The Festival Jazz Ensemble will host a series of events celebrating the 70th birthday of Herb Pomeroy, the Boston jazz legend who founded the MIT FJE in 1963 and led it for 22 years. There will be various educational events for the MIT community and beyond, culminating with a special tribute concert on April 29 featuring the FJE and Herb.
What are some of your long-range visions and goals?
I want to become very involved in MIT's Artist-in-Residence Program; I'd like to bring outstanding composers and performers to MIT who could have an impact on students across various disciplines.
I would also like to build a stronger audience relationship with students and faculty in the MIT community who are not directly involved in music performance ensembles. We have now begun presenting pre-concert performances and lectures in an effort to connect with students and also with people outside of the MIT community.
Finally, I think it's also important that the MIT music ensembles perform off-campus, serving as ambassadors of musical excellence and innovation. This sends a message to the outside community of the importance of music in the lives of people who don't necessarily aspire to become professional musicians. Their love and passion for music combined with a fantastic work ethic can sometimes produce the kind of music-making that everyone ultimately strives for.
As a conductor, a percussionist and a commissioner of new works, you've worked with both traditional wind ensembles and jazz ensembles, genres with quite different styles. Do you see opportunities for overlap?
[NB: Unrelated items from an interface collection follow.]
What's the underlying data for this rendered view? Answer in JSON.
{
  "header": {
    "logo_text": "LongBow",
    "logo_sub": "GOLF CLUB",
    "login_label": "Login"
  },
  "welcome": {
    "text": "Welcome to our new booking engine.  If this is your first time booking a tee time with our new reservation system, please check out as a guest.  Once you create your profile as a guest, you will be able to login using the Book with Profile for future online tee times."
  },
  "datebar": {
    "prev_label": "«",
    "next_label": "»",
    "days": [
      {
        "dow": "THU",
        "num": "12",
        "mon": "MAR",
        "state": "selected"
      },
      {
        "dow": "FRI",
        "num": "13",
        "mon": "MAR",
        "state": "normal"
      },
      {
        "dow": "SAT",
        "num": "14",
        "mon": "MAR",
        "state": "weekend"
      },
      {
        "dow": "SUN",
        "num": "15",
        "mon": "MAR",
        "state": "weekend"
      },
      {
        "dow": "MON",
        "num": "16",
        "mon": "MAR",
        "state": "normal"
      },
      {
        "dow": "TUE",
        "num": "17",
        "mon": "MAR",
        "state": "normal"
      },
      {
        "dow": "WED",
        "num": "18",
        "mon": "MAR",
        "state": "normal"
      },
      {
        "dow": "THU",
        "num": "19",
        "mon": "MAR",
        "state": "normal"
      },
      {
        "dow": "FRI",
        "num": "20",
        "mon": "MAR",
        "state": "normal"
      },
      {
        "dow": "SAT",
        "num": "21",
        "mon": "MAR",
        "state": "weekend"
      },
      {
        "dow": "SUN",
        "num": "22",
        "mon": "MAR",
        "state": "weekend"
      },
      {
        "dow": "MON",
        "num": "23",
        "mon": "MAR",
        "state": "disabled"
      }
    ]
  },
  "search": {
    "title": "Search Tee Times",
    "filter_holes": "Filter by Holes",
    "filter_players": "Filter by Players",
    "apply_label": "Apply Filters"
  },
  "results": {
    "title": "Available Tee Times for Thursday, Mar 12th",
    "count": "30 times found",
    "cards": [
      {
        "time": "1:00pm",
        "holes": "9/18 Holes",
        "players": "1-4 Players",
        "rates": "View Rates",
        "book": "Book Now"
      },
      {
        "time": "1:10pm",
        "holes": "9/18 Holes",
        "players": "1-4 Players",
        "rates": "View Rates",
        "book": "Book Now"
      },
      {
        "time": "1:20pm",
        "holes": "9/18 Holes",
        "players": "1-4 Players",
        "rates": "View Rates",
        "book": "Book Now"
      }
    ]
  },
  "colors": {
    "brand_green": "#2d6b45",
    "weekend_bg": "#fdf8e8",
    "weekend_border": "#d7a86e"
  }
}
Although improvisation is more prevalent in jazz, I'd like to see it incorporated more into the Wind Symphony and Wind Ensemble. I don't think musicians should be limited in experiencing the freedom of improvisation because they may not play a "jazz" instrument, so to speak. Eventually I would like to see the lines cross more so that students who play oboe or string instruments are involved with jazz ensembles here at MIT.
What's the biggest challenge you face in directing three different ensembles?
Maintaining high musical integrity with so many diverse styles. Over the next several weeks, for example, we have concerts that include music from 1597 to 1970! So it may be a symphony by Paul Hindemith or a 12-tone work by Walliford Riegger or the music of Duke Ellington or music from the Renaissance.
What are some of your early impressions of MIT?
I see MIT as a community with endless possibilities for musical innovation, outreach and diverse educational growth for the students and for myself. I feel extremely fortunate to be in the company of such esteemed colleagues and exceptionally gifted students. Sometimes you can just sense that a community is very special and it makes you want to strive to create the best possible experiences for others and to grow individually on many levels.
What do you think are some of the most important qualities for a conductor to have?
Musical integrity, human compassion and vision. And all of these qualities depend on how well prepared you are. There is so much to know to be a good conductor -- let alone a great one -- that sometimes it's overwhelming. I recently interviewed a well-known conductor who said that "after about 45 years you begin to know what you're doing." I believe he was right and I'm well aware that I have a long, long way to go.
Dr. Harris will lead concerts by the Festival Jazz Ensemble and Wind Ensemble on November 20 and 21, and performances by the Wind Symphony and Wind Ensemble on December 4.
A version of this article appeared in MIT Tech Talk on November 17, 1999.